SOURCE RECORDS: Begin
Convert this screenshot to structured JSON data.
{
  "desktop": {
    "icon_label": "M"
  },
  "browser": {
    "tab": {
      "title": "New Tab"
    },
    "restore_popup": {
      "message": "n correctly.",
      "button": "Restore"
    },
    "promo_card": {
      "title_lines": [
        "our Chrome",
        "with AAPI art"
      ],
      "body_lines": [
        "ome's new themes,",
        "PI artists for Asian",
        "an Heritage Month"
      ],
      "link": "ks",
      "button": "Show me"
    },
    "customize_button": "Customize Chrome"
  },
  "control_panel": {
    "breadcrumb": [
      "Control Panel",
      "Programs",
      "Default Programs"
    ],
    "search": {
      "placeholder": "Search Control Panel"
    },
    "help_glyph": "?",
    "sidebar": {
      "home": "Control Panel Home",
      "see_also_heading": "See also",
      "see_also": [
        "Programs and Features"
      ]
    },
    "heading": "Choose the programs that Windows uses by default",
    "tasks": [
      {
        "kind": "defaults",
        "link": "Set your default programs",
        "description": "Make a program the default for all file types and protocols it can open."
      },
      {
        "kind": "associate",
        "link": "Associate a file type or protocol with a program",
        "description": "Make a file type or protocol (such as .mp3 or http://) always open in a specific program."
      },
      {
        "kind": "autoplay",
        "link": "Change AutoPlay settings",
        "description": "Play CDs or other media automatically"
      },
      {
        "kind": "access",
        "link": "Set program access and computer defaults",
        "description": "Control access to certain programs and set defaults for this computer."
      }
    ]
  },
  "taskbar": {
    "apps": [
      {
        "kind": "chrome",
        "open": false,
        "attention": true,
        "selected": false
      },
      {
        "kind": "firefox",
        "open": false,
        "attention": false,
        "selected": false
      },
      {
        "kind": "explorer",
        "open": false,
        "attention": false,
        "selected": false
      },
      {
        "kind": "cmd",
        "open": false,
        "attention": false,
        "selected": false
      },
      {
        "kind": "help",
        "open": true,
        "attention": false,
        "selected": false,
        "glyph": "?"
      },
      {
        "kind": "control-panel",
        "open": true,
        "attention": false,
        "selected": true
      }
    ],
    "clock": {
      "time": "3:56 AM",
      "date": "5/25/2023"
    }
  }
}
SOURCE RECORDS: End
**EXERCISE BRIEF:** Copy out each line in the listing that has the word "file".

**ANSWER TO THIS PROBLEM:**
        "description": "Make a program the default for all file types and protocols it can open."
        "link": "Associate a file type or protocol with a program",
        "description": "Make a file type or protocol (such as .mp3 or http://) always open in a specific program."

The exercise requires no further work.